> [What to work on]: Wherever the word "cell" turns up in a line of the entries, copy that line.

---------- Extracted material

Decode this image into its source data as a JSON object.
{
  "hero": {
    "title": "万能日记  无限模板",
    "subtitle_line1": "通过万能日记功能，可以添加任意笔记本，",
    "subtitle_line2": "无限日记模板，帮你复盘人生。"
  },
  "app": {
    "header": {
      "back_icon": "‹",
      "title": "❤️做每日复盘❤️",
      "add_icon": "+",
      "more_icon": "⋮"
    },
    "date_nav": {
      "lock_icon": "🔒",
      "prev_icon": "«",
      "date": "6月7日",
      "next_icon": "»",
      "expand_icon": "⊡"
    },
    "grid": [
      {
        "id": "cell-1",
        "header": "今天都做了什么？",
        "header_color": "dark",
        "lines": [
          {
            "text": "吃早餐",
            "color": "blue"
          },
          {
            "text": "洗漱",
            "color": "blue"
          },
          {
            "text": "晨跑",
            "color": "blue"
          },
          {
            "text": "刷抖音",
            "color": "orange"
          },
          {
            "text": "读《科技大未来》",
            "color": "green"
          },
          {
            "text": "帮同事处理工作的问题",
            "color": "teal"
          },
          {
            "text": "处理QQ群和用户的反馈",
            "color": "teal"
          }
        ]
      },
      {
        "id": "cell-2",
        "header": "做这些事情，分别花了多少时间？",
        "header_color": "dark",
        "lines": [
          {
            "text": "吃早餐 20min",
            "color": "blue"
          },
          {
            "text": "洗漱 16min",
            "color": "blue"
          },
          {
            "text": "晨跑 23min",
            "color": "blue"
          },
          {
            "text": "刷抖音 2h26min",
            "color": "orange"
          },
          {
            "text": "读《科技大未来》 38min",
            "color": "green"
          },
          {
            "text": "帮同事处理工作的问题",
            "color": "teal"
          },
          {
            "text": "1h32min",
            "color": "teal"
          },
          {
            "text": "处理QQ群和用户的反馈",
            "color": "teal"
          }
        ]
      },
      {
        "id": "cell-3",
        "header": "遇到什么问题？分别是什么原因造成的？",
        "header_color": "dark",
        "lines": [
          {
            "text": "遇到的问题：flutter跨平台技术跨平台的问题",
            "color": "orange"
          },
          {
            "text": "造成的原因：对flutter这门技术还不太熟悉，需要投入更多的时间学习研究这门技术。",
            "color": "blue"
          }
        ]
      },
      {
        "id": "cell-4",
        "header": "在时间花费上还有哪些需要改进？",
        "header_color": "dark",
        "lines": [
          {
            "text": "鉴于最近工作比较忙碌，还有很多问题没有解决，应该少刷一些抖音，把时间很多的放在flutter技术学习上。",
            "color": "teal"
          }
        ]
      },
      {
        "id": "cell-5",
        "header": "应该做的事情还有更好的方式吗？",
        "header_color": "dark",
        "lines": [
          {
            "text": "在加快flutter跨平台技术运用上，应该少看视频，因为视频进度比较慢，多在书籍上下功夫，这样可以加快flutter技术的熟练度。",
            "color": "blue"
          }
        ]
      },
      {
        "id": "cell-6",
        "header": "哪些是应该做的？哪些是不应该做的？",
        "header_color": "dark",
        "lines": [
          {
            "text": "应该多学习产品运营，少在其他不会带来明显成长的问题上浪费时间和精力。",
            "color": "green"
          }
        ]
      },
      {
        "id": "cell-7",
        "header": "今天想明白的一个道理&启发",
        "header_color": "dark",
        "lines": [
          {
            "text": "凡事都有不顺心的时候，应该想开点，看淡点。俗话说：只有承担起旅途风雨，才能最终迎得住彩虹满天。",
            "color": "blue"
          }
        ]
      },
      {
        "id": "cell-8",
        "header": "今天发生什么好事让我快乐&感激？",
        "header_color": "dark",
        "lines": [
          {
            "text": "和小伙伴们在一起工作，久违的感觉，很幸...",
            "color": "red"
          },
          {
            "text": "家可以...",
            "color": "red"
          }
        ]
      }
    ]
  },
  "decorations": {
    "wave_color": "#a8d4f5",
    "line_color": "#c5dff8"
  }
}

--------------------

> [Result below]:
        "id": "cell-1",
        "id": "cell-2",
        "id": "cell-3",
        "id": "cell-4",
        "id": "cell-5",
        "id": "cell-6",
        "id": "cell-7",
        "id": "cell-8",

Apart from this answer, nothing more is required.